▶ _BRIEF_
Scan the data below and pick out the lines containing the word "from".

▶ _RECORDED INFORMATION_
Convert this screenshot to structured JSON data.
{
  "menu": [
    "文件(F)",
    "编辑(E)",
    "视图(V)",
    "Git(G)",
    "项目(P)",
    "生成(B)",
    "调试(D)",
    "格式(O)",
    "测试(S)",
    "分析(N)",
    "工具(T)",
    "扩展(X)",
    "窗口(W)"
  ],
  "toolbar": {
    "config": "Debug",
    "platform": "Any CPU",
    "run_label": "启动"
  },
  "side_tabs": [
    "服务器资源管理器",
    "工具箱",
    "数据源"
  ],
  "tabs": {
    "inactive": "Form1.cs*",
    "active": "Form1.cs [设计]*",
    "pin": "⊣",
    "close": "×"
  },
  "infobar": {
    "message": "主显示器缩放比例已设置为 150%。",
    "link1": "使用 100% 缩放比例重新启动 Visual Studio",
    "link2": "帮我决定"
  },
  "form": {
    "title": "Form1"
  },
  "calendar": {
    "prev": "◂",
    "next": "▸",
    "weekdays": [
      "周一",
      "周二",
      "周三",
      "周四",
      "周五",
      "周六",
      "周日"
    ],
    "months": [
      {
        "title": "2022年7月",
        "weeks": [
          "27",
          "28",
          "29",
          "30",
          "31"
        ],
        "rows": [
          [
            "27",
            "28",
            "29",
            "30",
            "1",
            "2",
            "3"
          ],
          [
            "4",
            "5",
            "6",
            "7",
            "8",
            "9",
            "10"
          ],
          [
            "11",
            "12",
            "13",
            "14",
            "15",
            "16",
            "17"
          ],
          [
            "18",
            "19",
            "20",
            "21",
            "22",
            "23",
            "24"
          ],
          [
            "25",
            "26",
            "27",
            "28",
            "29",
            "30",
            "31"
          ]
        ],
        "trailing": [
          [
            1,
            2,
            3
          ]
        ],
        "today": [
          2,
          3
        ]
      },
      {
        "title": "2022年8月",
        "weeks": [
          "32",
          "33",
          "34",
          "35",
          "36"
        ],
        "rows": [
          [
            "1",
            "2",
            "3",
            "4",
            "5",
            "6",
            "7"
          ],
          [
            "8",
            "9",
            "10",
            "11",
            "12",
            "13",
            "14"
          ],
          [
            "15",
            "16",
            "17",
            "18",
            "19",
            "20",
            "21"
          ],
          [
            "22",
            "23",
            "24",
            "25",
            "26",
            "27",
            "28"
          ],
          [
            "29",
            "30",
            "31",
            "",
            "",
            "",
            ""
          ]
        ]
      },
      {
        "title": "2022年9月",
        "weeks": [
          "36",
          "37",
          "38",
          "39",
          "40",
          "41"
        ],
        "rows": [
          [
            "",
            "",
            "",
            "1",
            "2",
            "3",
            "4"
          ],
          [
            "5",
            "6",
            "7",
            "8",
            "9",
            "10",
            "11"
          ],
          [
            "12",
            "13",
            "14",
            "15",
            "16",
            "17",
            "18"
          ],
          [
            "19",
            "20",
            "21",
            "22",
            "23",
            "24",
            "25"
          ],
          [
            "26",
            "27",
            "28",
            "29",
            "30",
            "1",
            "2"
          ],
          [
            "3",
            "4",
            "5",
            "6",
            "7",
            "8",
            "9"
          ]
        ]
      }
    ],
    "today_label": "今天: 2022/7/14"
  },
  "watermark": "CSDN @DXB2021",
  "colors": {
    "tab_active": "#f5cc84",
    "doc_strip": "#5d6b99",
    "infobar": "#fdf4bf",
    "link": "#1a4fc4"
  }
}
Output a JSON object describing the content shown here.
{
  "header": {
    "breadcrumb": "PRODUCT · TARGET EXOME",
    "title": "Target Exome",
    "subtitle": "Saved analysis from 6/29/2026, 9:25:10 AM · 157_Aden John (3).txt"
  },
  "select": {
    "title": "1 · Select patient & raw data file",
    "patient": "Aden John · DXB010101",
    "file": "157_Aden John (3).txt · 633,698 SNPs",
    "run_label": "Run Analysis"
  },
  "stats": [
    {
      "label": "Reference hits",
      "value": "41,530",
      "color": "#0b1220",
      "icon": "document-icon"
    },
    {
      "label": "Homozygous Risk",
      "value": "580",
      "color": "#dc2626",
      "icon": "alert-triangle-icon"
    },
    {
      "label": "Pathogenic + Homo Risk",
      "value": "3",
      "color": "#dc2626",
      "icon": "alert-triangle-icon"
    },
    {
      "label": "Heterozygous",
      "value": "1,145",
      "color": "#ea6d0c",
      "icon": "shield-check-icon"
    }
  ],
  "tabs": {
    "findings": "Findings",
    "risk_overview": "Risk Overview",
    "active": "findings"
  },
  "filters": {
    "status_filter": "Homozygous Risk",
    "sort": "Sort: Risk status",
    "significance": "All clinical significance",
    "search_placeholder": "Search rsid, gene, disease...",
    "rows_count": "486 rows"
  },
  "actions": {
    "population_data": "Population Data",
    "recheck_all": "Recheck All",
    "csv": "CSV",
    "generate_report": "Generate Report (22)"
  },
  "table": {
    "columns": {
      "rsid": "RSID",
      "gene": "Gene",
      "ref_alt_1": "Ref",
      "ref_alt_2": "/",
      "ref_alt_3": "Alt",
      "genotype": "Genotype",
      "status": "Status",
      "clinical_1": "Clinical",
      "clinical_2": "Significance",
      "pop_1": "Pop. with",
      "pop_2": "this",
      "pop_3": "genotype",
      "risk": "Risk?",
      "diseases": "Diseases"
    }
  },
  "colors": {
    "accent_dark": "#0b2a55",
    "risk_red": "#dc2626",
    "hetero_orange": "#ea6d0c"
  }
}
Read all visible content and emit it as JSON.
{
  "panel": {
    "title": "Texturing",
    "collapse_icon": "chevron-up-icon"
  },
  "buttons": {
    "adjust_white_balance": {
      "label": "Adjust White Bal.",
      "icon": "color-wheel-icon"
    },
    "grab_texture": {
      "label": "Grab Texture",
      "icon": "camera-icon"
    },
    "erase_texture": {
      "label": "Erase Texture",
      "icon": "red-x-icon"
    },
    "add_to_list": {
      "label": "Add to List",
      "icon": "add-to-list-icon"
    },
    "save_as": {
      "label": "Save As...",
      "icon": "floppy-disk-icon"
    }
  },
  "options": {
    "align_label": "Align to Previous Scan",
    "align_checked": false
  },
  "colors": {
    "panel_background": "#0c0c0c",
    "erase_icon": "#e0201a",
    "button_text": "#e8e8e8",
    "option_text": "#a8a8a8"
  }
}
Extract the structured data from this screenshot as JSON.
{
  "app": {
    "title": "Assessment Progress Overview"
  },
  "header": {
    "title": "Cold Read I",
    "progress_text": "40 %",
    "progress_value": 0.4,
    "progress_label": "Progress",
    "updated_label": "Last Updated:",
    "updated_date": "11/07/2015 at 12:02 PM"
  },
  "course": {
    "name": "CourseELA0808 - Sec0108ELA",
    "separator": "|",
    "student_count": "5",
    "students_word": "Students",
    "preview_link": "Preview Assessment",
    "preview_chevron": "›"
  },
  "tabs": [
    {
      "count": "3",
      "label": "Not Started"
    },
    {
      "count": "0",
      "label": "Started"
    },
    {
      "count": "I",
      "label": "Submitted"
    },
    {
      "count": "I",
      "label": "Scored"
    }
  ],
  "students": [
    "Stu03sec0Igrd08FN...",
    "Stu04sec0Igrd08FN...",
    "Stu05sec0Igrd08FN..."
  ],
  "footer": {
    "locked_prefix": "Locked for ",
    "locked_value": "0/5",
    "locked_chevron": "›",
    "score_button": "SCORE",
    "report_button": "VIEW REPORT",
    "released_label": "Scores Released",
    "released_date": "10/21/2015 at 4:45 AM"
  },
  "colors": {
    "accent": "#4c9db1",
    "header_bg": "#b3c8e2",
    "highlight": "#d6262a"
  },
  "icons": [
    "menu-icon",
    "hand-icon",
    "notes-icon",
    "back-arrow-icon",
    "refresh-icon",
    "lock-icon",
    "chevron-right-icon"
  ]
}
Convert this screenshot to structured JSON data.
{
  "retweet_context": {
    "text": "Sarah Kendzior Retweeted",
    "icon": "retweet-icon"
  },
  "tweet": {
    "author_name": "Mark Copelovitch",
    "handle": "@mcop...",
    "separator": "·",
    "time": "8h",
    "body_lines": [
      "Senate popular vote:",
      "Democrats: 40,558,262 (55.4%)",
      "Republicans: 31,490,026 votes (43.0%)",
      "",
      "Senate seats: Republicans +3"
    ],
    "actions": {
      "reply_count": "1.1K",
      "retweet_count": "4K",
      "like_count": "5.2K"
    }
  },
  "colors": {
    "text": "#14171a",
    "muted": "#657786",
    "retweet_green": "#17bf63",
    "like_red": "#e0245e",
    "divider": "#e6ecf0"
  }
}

▶ _THE COMPLETED TASK_
    "subtitle": "Saved analysis from 6/29/2026, 9:25:10 AM · 157_Aden John (3).txt"
Extract the structured data from this screenshot as JSON.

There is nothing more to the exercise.